Also women have significantly contributed to the economic empowerment of our nation through employment and income generation. There has been a phenomenal change in the status of women over the years across the globe. They have made equal involvement in the growth and development of the country over the years. This achievement of Indian women has been possible due to the progress made by them in bridging the equality gap in many socio economic sectors. Literacy rate for females was around 39 percent in 1991 which has increased remarkably to about 54 percent in 2001 and about 65 percent in 2011, depicting a significant decline in the gender differential in education.
However, according to International Labour Organisation (ILO) India’s labour force participation rate for women fell from just over 37 percent in 2004-05 to 29 percent in 2009-10. A decline in the employment of women is a cause of serious concern as economic empowerment is crucial for bridging gender inequity, and overall empowerment of women. Low levels of education and skill deficit are responsible for low income levels of a large majority of the labour force, thereby perpetuating inequality. In this direction, the industry plays a vital role in uplifting and developing skills of women who join as Direct Sellers by providing or conducting various training programmes from time to time.

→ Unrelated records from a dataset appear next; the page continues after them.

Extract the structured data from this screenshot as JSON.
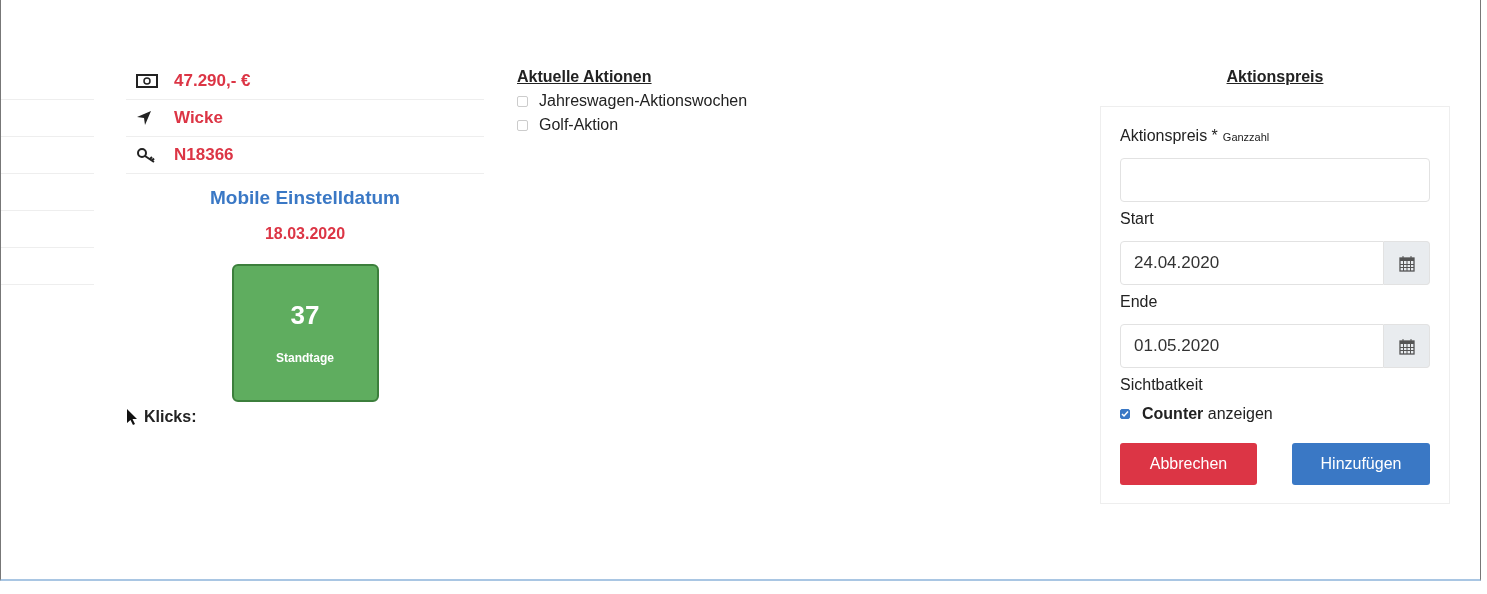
{
  "info_rows": [
    {
      "kind": "price",
      "value": "47.290,- €"
    },
    {
      "kind": "location",
      "value": "Wicke"
    },
    {
      "kind": "key",
      "value": "N18366"
    }
  ],
  "online_date": {
    "label": "Mobile Einstelldatum",
    "date": "18.03.2020"
  },
  "days_tile": {
    "count": "37",
    "label": "Standtage"
  },
  "clicks": {
    "label": "Klicks:"
  },
  "promotions": {
    "title": "Aktuelle Aktionen",
    "items": [
      {
        "label": "Jahreswagen-Aktionswochen",
        "checked": false
      },
      {
        "label": "Golf-Aktion",
        "checked": false
      }
    ]
  },
  "price_form": {
    "title": "Aktionspreis",
    "price_label": "Aktionspreis *",
    "price_hint": "Ganzzahl",
    "start_label": "Start",
    "start_value": "24.04.2020",
    "end_label": "Ende",
    "end_value": "01.05.2020",
    "visibility_label": "Sichtbatkeit",
    "counter": {
      "label": "**Counter** anzeigen",
      "checked": true
    },
    "buttons": [
      {
        "kind": "cancel",
        "label": "Abbrechen"
      },
      {
        "kind": "submit",
        "label": "Hinzufügen"
      }
    ]
  }
}
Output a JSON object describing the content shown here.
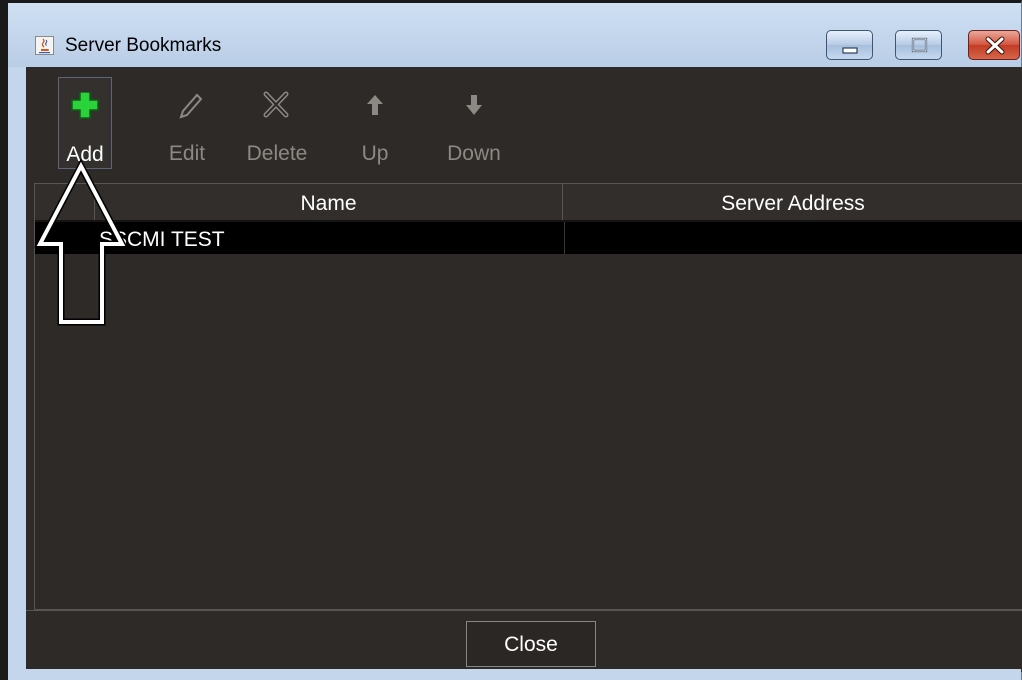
{
  "window": {
    "title": "Server Bookmarks",
    "icon": "java-cup-icon"
  },
  "titlebar_buttons": {
    "minimize": "minimize-icon",
    "maximize": "maximize-icon",
    "close": "close-icon"
  },
  "toolbar": {
    "items": [
      {
        "label": "Add",
        "icon": "plus-icon",
        "enabled": true
      },
      {
        "label": "Edit",
        "icon": "pencil-icon",
        "enabled": false
      },
      {
        "label": "Delete",
        "icon": "x-icon",
        "enabled": false
      },
      {
        "label": "Up",
        "icon": "arrow-up-icon",
        "enabled": false
      },
      {
        "label": "Down",
        "icon": "arrow-down-icon",
        "enabled": false
      }
    ]
  },
  "table": {
    "columns": [
      "",
      "Name",
      "Server Address"
    ],
    "rows": [
      {
        "index": "",
        "name": "SSCMI TEST",
        "address": ""
      }
    ]
  },
  "footer": {
    "close_label": "Close"
  },
  "colors": {
    "panel_bg": "#2e2a27",
    "selected_row": "#000000",
    "title_bar": "#c3d6ec",
    "add_icon": "#2bd33a",
    "disabled_text": "#8c8883",
    "close_button": "#c23c24"
  },
  "annotation": {
    "type": "callout-arrow",
    "icon": "arrow-up-outline-icon"
  }
}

Going ahead, with women accounting for nearly 48 percent of India’s population, there is a need to ensure equal involvement of women in development of the society by empowering them to participate fully in economic life across all sectors. Thus, Direct Selling could play a major steer in the direction of women empowerment as they offer a platform for women to earn financial independency, contribute to higher savings and higher investments in a flexible working environment with minimal investment. It also enhances skills and promotes balance between home and work. In addition, every incremental percent age of women taking up entrepreneurship via Direct Selling will have a multiplier effect on the GDP growth rate of our economy.
In conclusion, new guidelines to regulate Indian direct selling companies, issued by the Ministry of Consumer Affairs to safeguard the interests of consumers, as well as help protect ethical direct selling companies, would go a long way to strengthen the growth of the industry to the higher level. The guidelines related to grievance redressal mechanism for consumers, remuneration system for the persons engaged by direct selling firms and direct sellers mandatory compliance with some rules will safeguard the interests of consumers as well as companies.
The guidelines will help to give boost to the industry which gives employment opportunities to large number of youth and women, contribute to skill development and women empowerment, gives push to MSME sector and have contributed to Government’s ambitious ‘Make in India’ programme by giving boost to manufacturing sector in India. Going ahead, continuous regulatory reforms in the direct selling industry would bring the industry at par with global standards to generate more business volumes, attract foreign investments and generate employment opportunities in the economy.
(The author is Chief Economist at PHD Chamber of Commerce, New Delhi. email: firstname.lastname@example.org)